WHAT YOU NEED TO DO:
From the entries, copy each line that includes "value".

(Records from a data source)
※

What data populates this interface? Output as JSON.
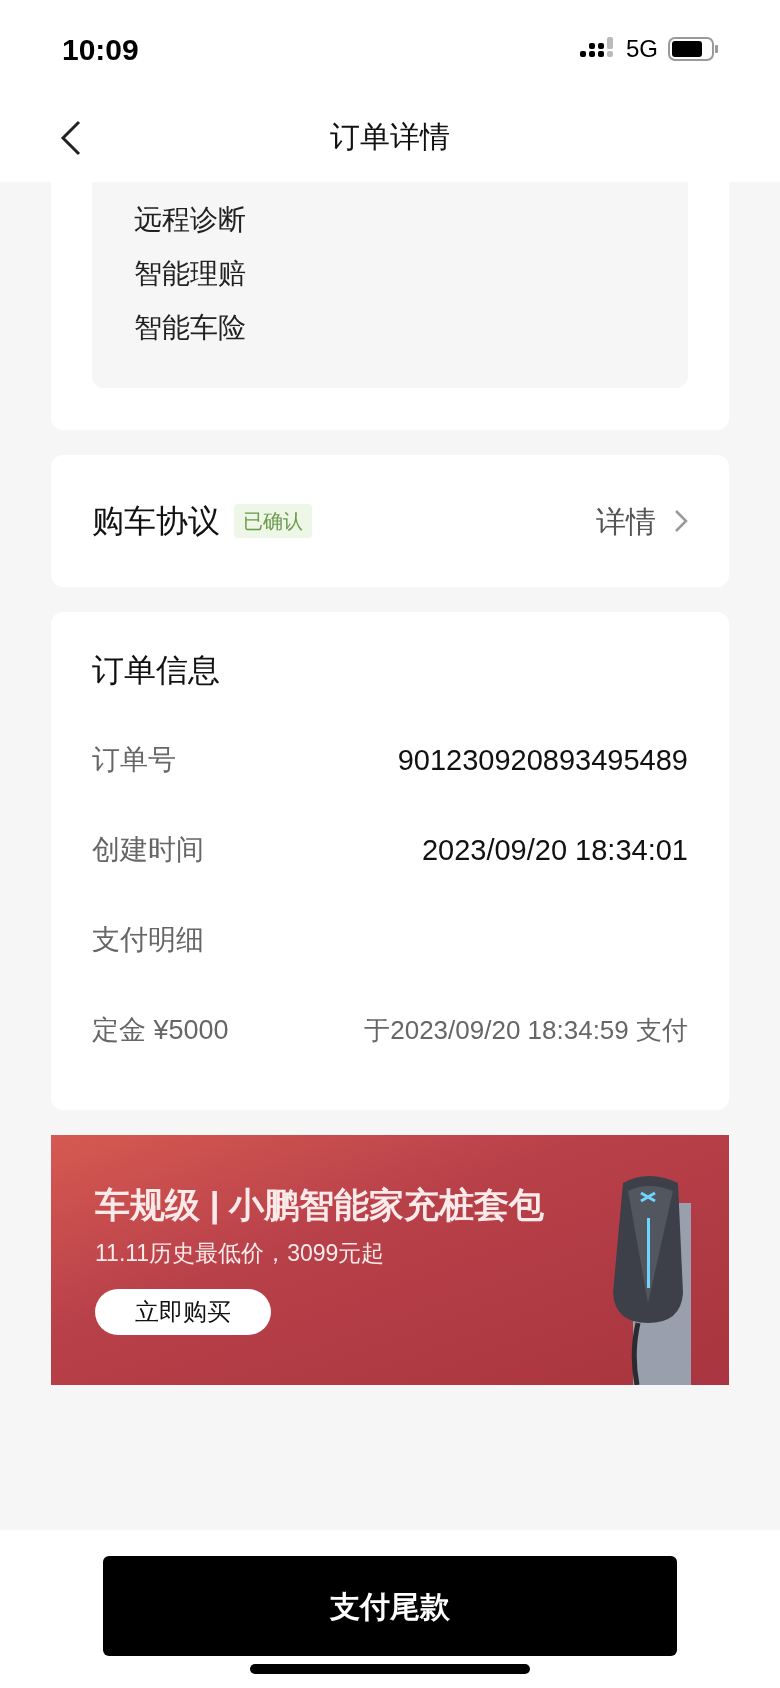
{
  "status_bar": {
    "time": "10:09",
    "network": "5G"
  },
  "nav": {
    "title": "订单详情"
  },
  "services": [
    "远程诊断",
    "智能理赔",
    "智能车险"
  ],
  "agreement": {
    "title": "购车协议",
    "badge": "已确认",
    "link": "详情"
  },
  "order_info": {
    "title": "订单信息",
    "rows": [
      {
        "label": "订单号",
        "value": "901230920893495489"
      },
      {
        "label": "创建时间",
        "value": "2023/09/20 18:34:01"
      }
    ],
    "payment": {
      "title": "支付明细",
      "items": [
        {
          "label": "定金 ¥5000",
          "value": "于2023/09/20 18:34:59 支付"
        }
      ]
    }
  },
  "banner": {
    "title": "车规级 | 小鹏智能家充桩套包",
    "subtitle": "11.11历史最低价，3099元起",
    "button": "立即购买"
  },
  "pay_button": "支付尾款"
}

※

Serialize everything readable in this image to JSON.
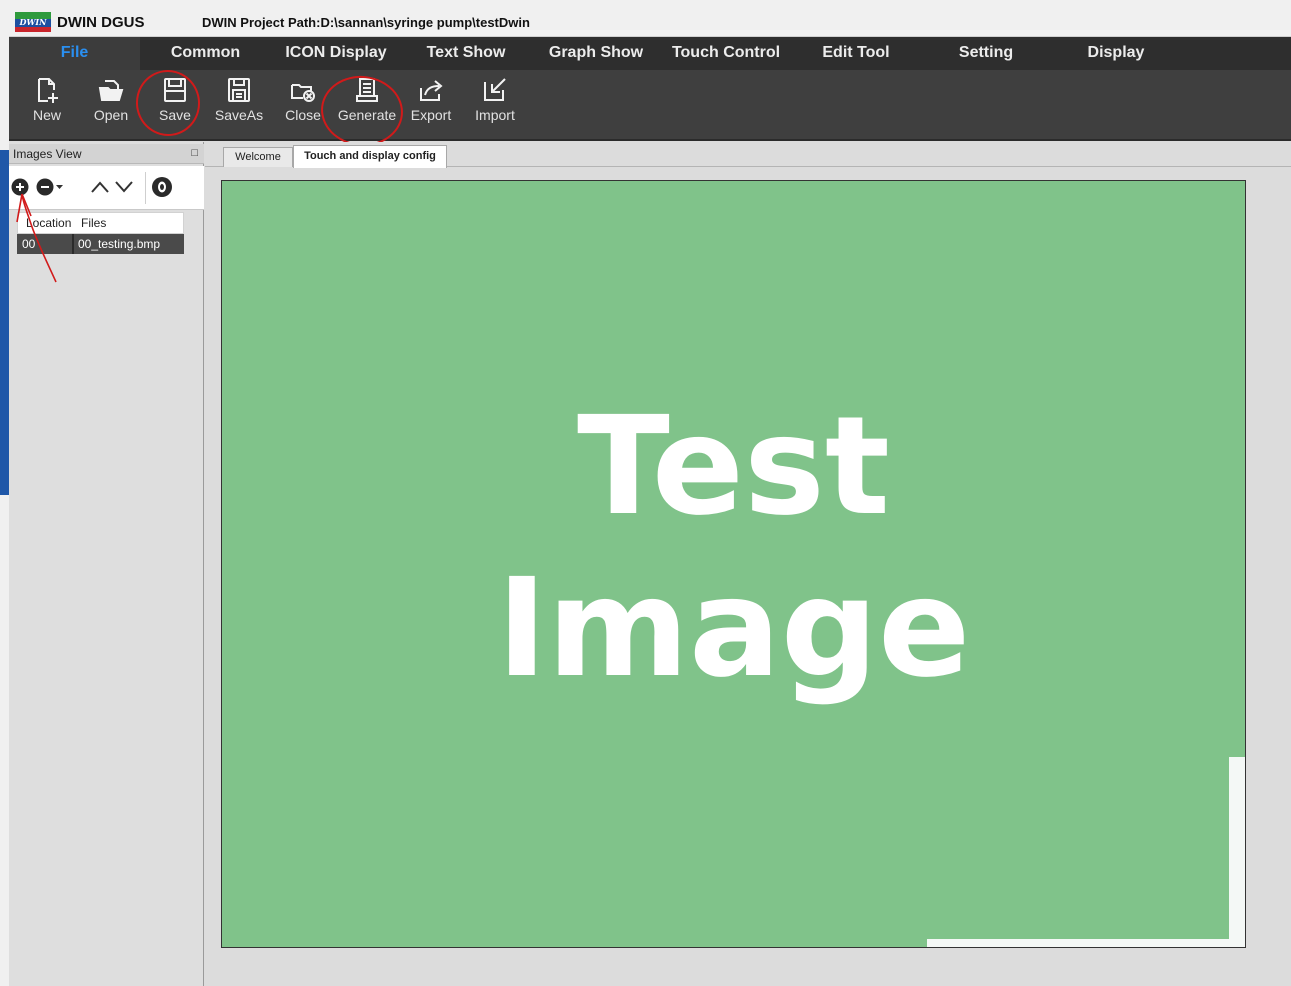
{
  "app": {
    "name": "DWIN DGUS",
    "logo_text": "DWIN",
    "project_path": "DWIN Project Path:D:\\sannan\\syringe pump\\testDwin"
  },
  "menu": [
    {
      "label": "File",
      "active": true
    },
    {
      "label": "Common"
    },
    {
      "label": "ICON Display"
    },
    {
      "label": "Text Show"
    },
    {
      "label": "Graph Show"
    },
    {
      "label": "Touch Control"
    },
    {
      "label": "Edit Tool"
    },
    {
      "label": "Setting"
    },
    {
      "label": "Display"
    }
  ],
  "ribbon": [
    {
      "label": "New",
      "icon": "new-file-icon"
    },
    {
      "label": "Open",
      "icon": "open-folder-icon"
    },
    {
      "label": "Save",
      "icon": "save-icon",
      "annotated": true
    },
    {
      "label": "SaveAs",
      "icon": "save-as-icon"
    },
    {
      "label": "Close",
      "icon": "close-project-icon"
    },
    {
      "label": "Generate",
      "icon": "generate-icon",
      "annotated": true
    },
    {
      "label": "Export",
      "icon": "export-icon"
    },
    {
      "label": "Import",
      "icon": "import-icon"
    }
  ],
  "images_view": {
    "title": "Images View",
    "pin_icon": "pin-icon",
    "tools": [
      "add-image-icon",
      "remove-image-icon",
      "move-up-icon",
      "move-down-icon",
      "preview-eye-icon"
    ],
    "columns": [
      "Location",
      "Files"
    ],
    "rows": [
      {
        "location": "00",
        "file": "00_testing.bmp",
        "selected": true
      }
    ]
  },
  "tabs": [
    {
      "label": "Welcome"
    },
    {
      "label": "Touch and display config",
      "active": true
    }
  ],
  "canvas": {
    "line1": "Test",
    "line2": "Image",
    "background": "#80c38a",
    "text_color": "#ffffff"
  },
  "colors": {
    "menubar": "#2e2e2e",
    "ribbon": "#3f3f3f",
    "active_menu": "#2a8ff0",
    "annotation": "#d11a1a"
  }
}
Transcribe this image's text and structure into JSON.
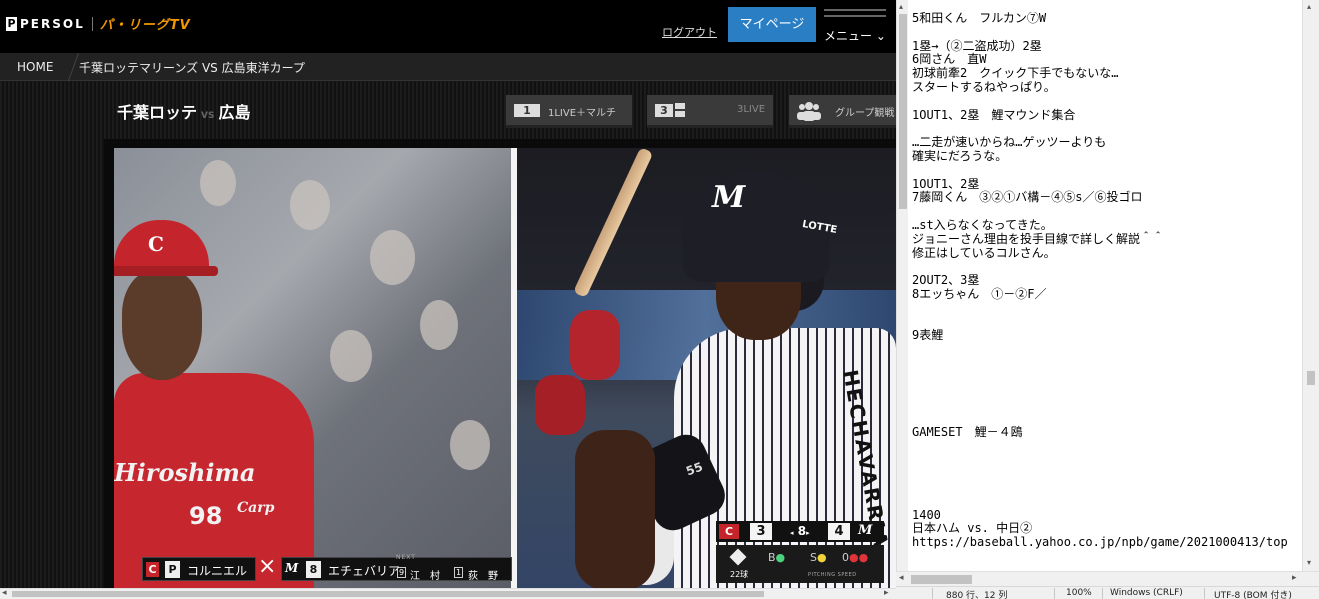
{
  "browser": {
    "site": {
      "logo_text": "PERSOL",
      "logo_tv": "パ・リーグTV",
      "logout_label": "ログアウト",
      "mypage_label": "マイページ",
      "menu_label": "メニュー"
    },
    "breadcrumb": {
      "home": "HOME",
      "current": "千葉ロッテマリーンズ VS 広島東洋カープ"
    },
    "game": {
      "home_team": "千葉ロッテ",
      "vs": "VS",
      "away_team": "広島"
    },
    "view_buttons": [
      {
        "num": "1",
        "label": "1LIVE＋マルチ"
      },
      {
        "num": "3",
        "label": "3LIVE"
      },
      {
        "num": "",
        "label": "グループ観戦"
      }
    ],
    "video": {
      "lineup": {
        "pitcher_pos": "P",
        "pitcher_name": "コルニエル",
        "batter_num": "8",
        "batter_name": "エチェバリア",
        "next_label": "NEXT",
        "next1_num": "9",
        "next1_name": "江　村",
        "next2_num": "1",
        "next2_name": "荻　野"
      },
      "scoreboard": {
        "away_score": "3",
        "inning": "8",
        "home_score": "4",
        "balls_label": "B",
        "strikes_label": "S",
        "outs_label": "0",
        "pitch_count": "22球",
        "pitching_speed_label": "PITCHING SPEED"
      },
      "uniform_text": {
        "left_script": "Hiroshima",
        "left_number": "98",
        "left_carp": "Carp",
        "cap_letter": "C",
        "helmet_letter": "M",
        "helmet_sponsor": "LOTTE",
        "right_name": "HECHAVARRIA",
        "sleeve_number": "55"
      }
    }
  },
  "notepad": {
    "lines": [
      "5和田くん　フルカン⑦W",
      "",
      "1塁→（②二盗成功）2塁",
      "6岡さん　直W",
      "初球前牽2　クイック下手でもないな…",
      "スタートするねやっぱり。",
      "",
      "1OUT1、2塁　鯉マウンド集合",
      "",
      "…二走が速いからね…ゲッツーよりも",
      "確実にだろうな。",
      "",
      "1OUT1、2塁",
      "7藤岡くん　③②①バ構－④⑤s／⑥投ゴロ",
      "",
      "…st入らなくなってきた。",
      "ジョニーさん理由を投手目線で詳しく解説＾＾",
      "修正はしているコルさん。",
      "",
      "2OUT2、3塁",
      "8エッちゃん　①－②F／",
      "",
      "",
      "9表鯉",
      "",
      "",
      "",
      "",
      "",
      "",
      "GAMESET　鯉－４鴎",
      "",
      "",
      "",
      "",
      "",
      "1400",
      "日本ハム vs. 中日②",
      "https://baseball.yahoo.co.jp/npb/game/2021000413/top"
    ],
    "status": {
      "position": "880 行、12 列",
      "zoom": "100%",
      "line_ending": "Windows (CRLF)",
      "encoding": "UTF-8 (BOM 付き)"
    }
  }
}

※

ANSWER FOR THE TASK:
        "value": "901230920893495489"
        "value": "2023/09/20 18:34:01"
          "value": "于2023/09/20 18:34:59 支付"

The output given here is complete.